Although the final crit was a bit of a blur, we fortunately had somebody to take notes from the critics. One major point of difference to our design was that it was a parasitic shelter that needed to attach to its surrounding environment as opposed to a stand alone structure. We therefore needed to use a method of connection to enable the shelter to attach. This was in the form of suspension, using guy ropes to pull out or manipulate it in the way we desired. This was a point the critics were interested in. Why was it suspended? There was concern about the overhead rope and the way it was anchored in the middle of the room, it might cause somebody to trip over it…The lower rope on the structure prevented easy access…Was there some way to do it without the suspension element?
But the critics could see the potential in the design in the way that it could be added to so that it grew and expanded.

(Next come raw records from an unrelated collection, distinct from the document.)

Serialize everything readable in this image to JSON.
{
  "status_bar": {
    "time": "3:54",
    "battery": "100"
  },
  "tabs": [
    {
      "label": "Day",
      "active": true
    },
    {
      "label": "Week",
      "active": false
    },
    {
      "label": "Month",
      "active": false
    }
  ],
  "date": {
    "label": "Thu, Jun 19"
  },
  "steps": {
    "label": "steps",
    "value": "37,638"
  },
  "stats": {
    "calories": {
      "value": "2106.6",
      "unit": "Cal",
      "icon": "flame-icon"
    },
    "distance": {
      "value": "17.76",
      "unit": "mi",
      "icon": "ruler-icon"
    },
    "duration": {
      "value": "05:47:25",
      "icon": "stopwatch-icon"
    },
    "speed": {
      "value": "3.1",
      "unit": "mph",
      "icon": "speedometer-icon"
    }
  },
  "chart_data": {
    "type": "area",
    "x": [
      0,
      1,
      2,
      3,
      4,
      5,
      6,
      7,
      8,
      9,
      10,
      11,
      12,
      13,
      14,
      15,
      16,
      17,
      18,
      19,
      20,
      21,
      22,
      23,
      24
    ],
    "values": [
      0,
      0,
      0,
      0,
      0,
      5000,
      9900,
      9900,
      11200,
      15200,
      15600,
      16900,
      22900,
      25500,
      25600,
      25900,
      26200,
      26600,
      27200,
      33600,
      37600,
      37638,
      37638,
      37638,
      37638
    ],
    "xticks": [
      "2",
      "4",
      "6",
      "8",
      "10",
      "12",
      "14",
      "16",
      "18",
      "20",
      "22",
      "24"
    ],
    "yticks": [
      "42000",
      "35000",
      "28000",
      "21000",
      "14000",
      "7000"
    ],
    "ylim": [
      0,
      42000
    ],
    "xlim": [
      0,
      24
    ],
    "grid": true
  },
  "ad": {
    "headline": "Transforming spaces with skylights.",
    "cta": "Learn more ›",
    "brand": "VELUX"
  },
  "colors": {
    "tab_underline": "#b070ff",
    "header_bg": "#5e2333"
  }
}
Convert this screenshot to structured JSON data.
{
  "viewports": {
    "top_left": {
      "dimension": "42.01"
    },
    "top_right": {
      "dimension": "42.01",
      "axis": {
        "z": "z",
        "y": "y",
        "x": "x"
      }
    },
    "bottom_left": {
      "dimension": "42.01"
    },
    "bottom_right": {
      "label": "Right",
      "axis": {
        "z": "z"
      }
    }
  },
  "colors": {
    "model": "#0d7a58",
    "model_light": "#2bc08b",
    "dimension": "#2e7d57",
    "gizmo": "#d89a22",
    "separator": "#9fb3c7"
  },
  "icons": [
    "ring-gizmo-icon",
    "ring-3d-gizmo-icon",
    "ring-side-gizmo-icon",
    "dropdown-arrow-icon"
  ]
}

We had added the paper template of the module to the package to allow for this possibility, to give the user the opportunity to take material from their own inventory and build on the original. We also acknowledged that if we had the time to look at other materials, it might have been possible to find something with enough structural integrity that it might be able to support itself.
The slightly resistant and challenging nature of the shelter meant that we had to work out quite carefully the optimum way to suspend it to create the effect we wanted. However, we thought that it would be quite possible to suggest a number of ways to suspend it depending on the spatial condition of the user. Despite not much initial success with the experiment with a corner wall, we knew that it could be resolved with more time. We decided to use computer imaging to suggest other possible ways it could be hung.

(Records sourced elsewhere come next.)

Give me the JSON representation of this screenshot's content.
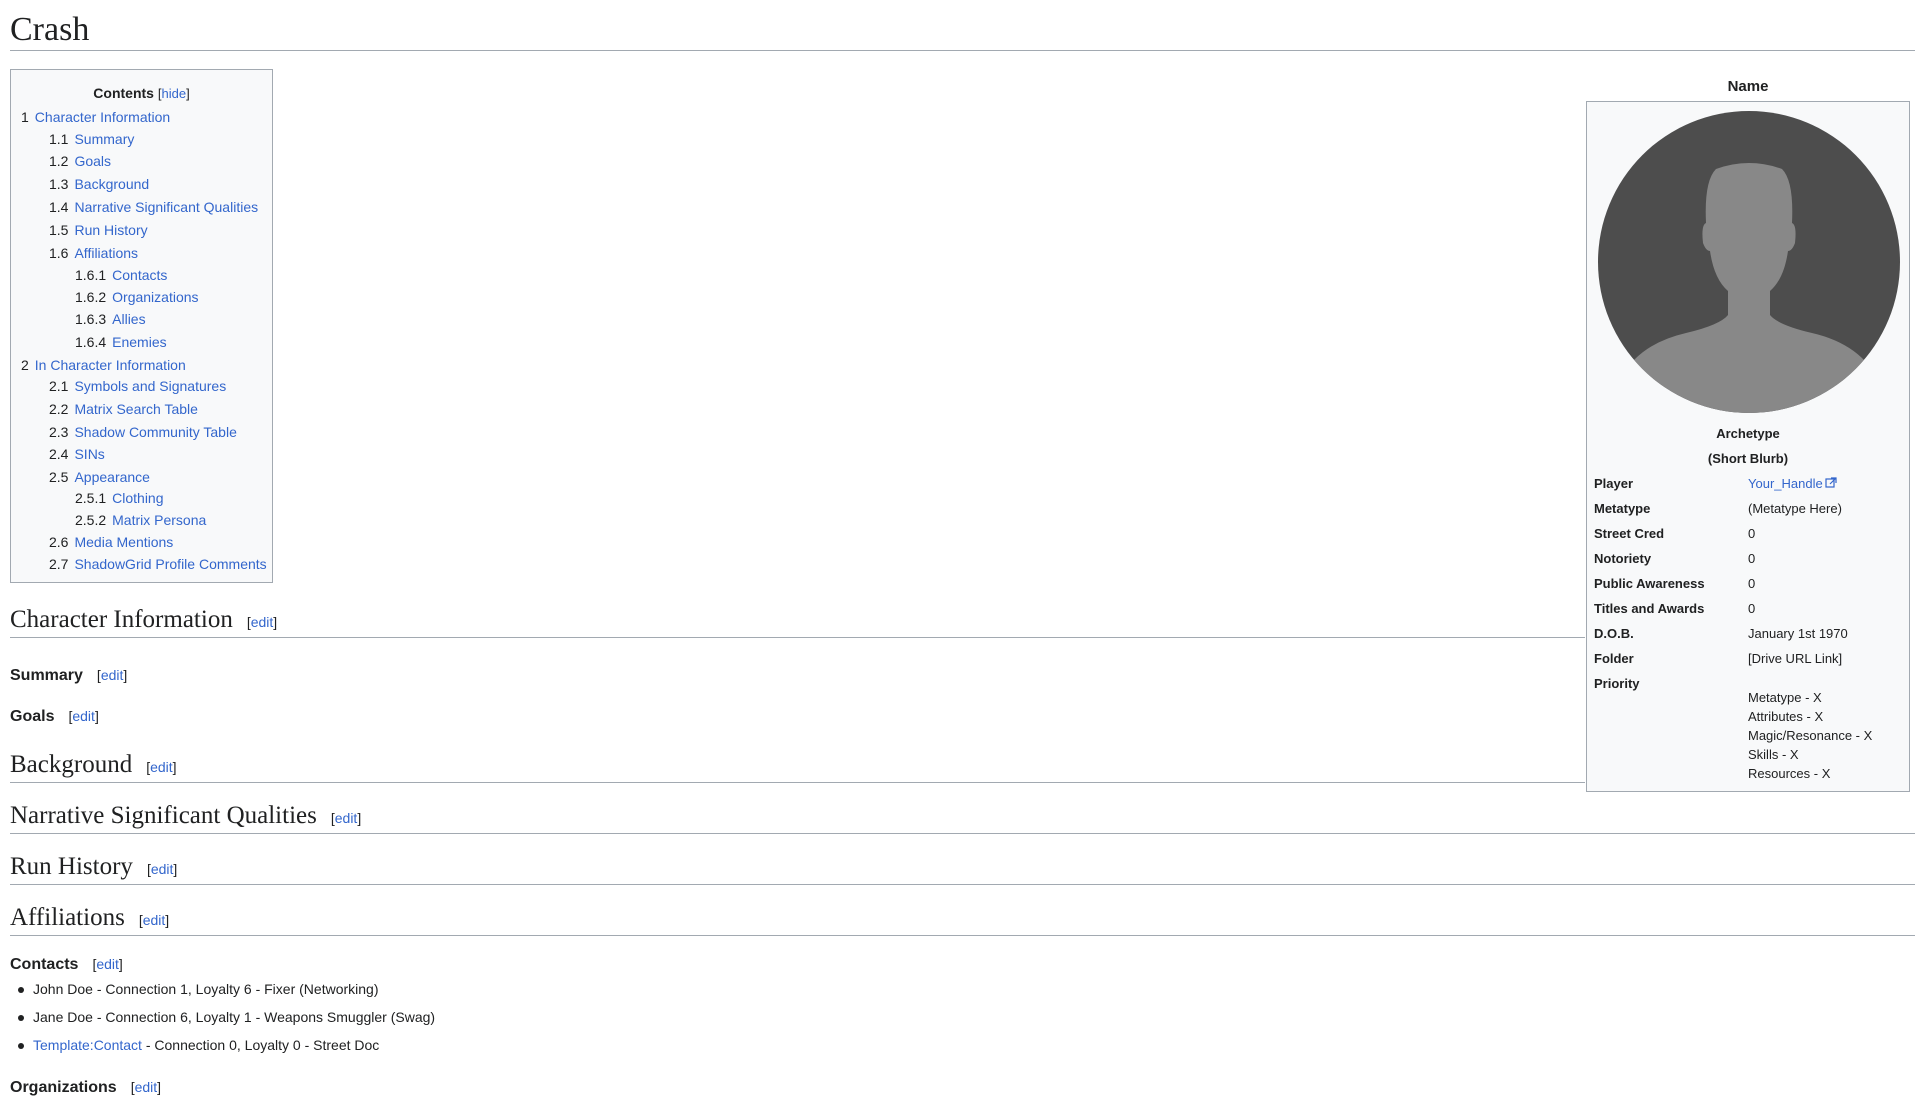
{
  "page": {
    "title": "Crash"
  },
  "toc": {
    "title": "Contents",
    "hide_label": "hide",
    "items": [
      {
        "num": "1",
        "label": "Character Information"
      },
      {
        "num": "1.1",
        "label": "Summary"
      },
      {
        "num": "1.2",
        "label": "Goals"
      },
      {
        "num": "1.3",
        "label": "Background"
      },
      {
        "num": "1.4",
        "label": "Narrative Significant Qualities"
      },
      {
        "num": "1.5",
        "label": "Run History"
      },
      {
        "num": "1.6",
        "label": "Affiliations"
      },
      {
        "num": "1.6.1",
        "label": "Contacts"
      },
      {
        "num": "1.6.2",
        "label": "Organizations"
      },
      {
        "num": "1.6.3",
        "label": "Allies"
      },
      {
        "num": "1.6.4",
        "label": "Enemies"
      },
      {
        "num": "2",
        "label": "In Character Information"
      },
      {
        "num": "2.1",
        "label": "Symbols and Signatures"
      },
      {
        "num": "2.2",
        "label": "Matrix Search Table"
      },
      {
        "num": "2.3",
        "label": "Shadow Community Table"
      },
      {
        "num": "2.4",
        "label": "SINs"
      },
      {
        "num": "2.5",
        "label": "Appearance"
      },
      {
        "num": "2.5.1",
        "label": "Clothing"
      },
      {
        "num": "2.5.2",
        "label": "Matrix Persona"
      },
      {
        "num": "2.6",
        "label": "Media Mentions"
      },
      {
        "num": "2.7",
        "label": "ShadowGrid Profile Comments"
      }
    ]
  },
  "sections": {
    "edit_label": "edit",
    "character_information": "Character Information",
    "summary": "Summary",
    "goals": "Goals",
    "background": "Background",
    "narrative": "Narrative Significant Qualities",
    "run_history": "Run History",
    "affiliations": "Affiliations",
    "contacts": "Contacts",
    "organizations": "Organizations"
  },
  "contacts": [
    {
      "text": "John Doe - Connection 1, Loyalty 6 - Fixer (Networking)"
    },
    {
      "text": "Jane Doe - Connection 6, Loyalty 1 - Weapons Smuggler (Swag)"
    },
    {
      "link": "Template:Contact",
      "text": " - Connection 0, Loyalty 0 - Street Doc"
    }
  ],
  "infobox": {
    "caption": "Name",
    "archetype": "Archetype",
    "blurb": "(Short Blurb)",
    "rows": {
      "player": {
        "label": "Player",
        "value": "Your_Handle"
      },
      "metatype": {
        "label": "Metatype",
        "value": "(Metatype Here)"
      },
      "street_cred": {
        "label": "Street Cred",
        "value": "0"
      },
      "notoriety": {
        "label": "Notoriety",
        "value": "0"
      },
      "public_awareness": {
        "label": "Public Awareness",
        "value": "0"
      },
      "titles": {
        "label": "Titles and Awards",
        "value": "0"
      },
      "dob": {
        "label": "D.O.B.",
        "value": "January 1st 1970"
      },
      "folder": {
        "label": "Folder",
        "value": "[Drive URL Link]"
      },
      "priority": {
        "label": "Priority"
      }
    },
    "priority_items": [
      "Metatype - X",
      "Attributes - X",
      "Magic/Resonance - X",
      "Skills - X",
      "Resources - X"
    ],
    "avatar_colors": {
      "background": "#4d4d4d",
      "silhouette": "#888888"
    }
  }
}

From left to right, original in situ, a hovering shelter acting more as a roof, set up in the corner, lastly the shelter is inverted to create a larger canopy for a more encompassing feel.